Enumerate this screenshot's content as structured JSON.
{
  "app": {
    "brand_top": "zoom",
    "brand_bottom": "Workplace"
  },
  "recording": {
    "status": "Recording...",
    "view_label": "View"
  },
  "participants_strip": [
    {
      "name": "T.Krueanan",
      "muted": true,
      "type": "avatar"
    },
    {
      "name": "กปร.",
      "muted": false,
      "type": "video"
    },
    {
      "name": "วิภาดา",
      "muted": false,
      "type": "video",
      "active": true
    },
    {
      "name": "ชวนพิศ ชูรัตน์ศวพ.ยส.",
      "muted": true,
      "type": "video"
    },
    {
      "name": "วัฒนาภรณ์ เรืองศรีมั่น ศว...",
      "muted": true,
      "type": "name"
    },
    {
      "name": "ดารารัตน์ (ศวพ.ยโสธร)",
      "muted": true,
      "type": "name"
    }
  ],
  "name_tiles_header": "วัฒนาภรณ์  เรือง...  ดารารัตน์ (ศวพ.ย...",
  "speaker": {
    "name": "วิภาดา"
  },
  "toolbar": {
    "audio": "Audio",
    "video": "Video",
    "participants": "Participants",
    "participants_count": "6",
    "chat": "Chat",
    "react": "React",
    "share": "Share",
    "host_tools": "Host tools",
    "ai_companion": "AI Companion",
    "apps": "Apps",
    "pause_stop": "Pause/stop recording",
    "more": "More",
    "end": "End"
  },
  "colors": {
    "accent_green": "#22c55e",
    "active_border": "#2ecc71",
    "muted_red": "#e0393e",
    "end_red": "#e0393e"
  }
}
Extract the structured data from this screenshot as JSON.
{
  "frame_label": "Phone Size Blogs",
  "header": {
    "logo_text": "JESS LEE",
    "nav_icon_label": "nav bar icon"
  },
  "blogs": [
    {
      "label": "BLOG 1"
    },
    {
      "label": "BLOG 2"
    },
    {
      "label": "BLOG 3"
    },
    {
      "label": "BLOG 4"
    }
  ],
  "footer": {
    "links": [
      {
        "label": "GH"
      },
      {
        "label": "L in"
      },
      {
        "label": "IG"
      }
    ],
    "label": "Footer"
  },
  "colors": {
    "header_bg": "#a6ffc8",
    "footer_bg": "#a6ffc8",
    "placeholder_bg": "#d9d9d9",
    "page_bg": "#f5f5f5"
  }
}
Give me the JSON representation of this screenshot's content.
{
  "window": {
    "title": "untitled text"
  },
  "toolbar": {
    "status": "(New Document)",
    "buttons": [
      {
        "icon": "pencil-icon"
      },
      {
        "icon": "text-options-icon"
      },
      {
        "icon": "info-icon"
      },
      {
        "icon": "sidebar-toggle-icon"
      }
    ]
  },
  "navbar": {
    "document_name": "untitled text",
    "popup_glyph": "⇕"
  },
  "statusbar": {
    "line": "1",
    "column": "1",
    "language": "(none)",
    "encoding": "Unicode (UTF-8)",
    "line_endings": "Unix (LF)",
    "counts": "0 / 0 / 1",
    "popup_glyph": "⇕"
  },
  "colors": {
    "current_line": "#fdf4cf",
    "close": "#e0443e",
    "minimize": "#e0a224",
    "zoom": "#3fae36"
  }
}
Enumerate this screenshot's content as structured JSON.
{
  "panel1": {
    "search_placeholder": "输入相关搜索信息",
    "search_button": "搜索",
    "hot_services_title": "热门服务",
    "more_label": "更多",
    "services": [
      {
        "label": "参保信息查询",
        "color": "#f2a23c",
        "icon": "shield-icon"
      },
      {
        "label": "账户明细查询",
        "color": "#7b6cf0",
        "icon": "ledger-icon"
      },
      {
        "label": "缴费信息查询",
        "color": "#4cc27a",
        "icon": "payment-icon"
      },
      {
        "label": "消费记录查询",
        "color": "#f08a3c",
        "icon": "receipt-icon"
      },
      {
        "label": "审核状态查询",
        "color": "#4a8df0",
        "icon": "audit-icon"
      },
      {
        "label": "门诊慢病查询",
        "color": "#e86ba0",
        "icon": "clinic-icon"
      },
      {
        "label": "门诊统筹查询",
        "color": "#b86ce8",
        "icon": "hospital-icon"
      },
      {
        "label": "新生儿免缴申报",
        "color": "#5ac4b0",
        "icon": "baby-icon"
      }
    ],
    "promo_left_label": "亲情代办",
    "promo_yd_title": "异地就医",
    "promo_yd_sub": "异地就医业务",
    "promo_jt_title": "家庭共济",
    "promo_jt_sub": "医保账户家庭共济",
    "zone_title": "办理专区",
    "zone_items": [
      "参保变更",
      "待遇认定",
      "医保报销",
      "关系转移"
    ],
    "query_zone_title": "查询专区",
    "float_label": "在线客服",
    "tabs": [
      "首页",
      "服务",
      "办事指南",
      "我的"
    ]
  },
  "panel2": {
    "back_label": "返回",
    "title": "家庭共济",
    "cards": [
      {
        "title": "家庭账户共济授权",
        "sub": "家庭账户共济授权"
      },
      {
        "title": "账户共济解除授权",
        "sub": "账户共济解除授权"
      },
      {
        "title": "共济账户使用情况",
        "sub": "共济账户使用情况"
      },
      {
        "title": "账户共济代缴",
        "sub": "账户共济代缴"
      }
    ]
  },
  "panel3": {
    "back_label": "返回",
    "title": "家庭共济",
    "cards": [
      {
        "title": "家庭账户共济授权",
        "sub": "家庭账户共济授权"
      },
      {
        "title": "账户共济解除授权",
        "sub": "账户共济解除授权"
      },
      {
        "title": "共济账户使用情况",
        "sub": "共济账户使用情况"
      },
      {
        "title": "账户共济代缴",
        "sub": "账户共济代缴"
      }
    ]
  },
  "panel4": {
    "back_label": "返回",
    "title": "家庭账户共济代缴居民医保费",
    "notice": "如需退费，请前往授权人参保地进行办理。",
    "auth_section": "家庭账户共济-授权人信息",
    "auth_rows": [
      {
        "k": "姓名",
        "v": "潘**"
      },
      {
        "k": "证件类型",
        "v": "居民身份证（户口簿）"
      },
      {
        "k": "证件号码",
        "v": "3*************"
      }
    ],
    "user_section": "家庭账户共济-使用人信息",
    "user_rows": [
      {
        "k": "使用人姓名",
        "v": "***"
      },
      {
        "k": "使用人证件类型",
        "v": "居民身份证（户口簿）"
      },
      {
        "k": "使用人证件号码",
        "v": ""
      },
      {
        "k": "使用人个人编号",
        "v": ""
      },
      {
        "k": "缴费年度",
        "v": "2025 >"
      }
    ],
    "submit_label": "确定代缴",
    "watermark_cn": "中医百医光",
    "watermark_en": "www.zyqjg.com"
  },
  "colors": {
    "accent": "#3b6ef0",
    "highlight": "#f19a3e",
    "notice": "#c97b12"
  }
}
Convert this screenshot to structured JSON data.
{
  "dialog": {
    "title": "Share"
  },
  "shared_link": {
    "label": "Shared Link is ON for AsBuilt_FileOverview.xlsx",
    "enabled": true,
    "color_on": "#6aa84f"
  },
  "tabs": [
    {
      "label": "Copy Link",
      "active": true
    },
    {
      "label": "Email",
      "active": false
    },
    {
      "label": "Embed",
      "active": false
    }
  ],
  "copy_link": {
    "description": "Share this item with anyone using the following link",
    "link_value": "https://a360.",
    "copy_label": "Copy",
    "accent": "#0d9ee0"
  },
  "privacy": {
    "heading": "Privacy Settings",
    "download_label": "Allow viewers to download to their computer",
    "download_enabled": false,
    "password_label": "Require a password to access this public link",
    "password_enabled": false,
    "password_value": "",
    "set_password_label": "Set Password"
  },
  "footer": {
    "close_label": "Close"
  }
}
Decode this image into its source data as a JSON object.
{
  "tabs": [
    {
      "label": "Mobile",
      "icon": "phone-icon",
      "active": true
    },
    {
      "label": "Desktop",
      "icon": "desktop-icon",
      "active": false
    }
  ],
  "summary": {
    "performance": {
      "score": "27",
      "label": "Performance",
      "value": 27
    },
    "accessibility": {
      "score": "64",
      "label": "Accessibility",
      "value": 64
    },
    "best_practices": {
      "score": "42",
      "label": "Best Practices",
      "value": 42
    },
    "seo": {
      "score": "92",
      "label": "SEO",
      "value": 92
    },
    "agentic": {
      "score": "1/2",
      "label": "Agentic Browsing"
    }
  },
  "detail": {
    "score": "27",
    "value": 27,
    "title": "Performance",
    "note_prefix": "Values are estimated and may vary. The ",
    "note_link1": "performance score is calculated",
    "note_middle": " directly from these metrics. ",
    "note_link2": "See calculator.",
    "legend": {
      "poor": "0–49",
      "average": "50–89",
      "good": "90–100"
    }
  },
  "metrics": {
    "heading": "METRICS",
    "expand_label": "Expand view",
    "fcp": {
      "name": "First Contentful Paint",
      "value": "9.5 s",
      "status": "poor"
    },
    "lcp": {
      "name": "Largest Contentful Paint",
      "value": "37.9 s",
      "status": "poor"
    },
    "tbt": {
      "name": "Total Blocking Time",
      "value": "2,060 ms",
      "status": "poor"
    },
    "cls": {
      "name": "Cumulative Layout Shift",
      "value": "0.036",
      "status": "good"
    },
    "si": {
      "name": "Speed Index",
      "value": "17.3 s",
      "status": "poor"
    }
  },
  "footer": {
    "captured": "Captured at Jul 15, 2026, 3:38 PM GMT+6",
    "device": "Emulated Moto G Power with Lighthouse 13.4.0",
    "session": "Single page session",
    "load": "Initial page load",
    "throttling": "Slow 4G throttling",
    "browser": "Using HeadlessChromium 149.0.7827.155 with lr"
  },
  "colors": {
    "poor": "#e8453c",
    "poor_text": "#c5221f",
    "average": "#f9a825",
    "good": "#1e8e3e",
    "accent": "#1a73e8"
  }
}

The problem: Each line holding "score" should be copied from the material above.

Finished exercise:
      "score": "27",
      "score": "64",
      "score": "42",
      "score": "92",
      "score": "1/2",
    "score": "27",
    "note_link1": "performance score is calculated",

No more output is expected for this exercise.